Assignment: Write out the records below exactly as they appear, skipping each picture.

Provided records:
--*--
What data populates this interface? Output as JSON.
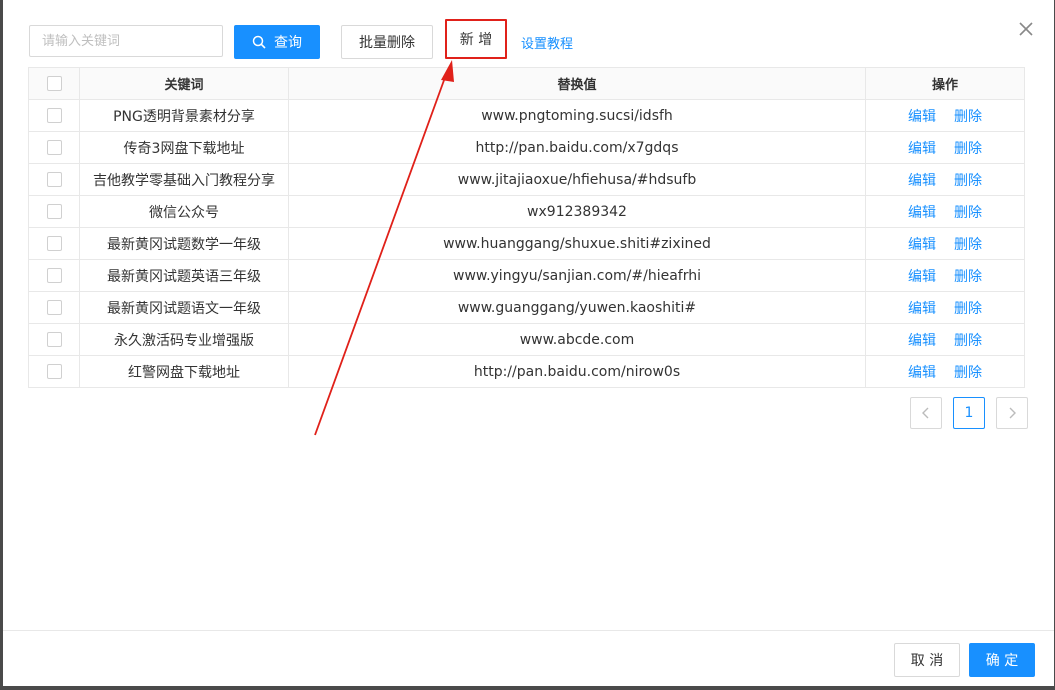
{
  "toolbar": {
    "search_placeholder": "请输入关键词",
    "search_label": "查询",
    "batch_delete_label": "批量删除",
    "add_label": "新 增",
    "tutorial_label": "设置教程"
  },
  "table": {
    "headers": {
      "keyword": "关键词",
      "value": "替换值",
      "actions": "操作"
    },
    "rows": [
      {
        "keyword": "PNG透明背景素材分享",
        "value": "www.pngtoming.sucsi/idsfh",
        "edit": "编辑",
        "delete": "删除"
      },
      {
        "keyword": "传奇3网盘下载地址",
        "value": "http://pan.baidu.com/x7gdqs",
        "edit": "编辑",
        "delete": "删除"
      },
      {
        "keyword": "吉他教学零基础入门教程分享",
        "value": "www.jitajiaoxue/hfiehusa/#hdsufb",
        "edit": "编辑",
        "delete": "删除"
      },
      {
        "keyword": "微信公众号",
        "value": "wx912389342",
        "edit": "编辑",
        "delete": "删除"
      },
      {
        "keyword": "最新黄冈试题数学一年级",
        "value": "www.huanggang/shuxue.shiti#zixined",
        "edit": "编辑",
        "delete": "删除"
      },
      {
        "keyword": "最新黄冈试题英语三年级",
        "value": "www.yingyu/sanjian.com/#/hieafrhi",
        "edit": "编辑",
        "delete": "删除"
      },
      {
        "keyword": "最新黄冈试题语文一年级",
        "value": "www.guanggang/yuwen.kaoshiti#",
        "edit": "编辑",
        "delete": "删除"
      },
      {
        "keyword": "永久激活码专业增强版",
        "value": "www.abcde.com",
        "edit": "编辑",
        "delete": "删除"
      },
      {
        "keyword": "红警网盘下载地址",
        "value": "http://pan.baidu.com/nirow0s",
        "edit": "编辑",
        "delete": "删除"
      }
    ]
  },
  "pagination": {
    "current_page": "1"
  },
  "footer": {
    "cancel_label": "取 消",
    "ok_label": "确 定"
  },
  "icons": {
    "close": "close-icon",
    "search": "search-icon",
    "prev": "chevron-left-icon",
    "next": "chevron-right-icon"
  },
  "colors": {
    "primary": "#1890ff",
    "highlight": "#e0211a"
  }
}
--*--
Solved problem:
What data populates this interface? Output as JSON.
{
  "toolbar": {
    "search_placeholder": "请输入关键词",
    "search_label": "查询",
    "batch_delete_label": "批量删除",
    "add_label": "新 增",
    "tutorial_label": "设置教程"
  },
  "table": {
    "headers": {
      "keyword": "关键词",
      "value": "替换值",
      "actions": "操作"
    },
    "rows": [
      {
        "keyword": "PNG透明背景素材分享",
        "value": "www.pngtoming.sucsi/idsfh",
        "edit": "编辑",
        "delete": "删除"
      },
      {
        "keyword": "传奇3网盘下载地址",
        "value": "http://pan.baidu.com/x7gdqs",
        "edit": "编辑",
        "delete": "删除"
      },
      {
        "keyword": "吉他教学零基础入门教程分享",
        "value": "www.jitajiaoxue/hfiehusa/#hdsufb",
        "edit": "编辑",
        "delete": "删除"
      },
      {
        "keyword": "微信公众号",
        "value": "wx912389342",
        "edit": "编辑",
        "delete": "删除"
      },
      {
        "keyword": "最新黄冈试题数学一年级",
        "value": "www.huanggang/shuxue.shiti#zixined",
        "edit": "编辑",
        "delete": "删除"
      },
      {
        "keyword": "最新黄冈试题英语三年级",
        "value": "www.yingyu/sanjian.com/#/hieafrhi",
        "edit": "编辑",
        "delete": "删除"
      },
      {
        "keyword": "最新黄冈试题语文一年级",
        "value": "www.guanggang/yuwen.kaoshiti#",
        "edit": "编辑",
        "delete": "删除"
      },
      {
        "keyword": "永久激活码专业增强版",
        "value": "www.abcde.com",
        "edit": "编辑",
        "delete": "删除"
      },
      {
        "keyword": "红警网盘下载地址",
        "value": "http://pan.baidu.com/nirow0s",
        "edit": "编辑",
        "delete": "删除"
      }
    ]
  },
  "pagination": {
    "current_page": "1"
  },
  "footer": {
    "cancel_label": "取 消",
    "ok_label": "确 定"
  },
  "icons": {
    "close": "close-icon",
    "search": "search-icon",
    "prev": "chevron-left-icon",
    "next": "chevron-right-icon"
  },
  "colors": {
    "primary": "#1890ff",
    "highlight": "#e0211a"
  }
}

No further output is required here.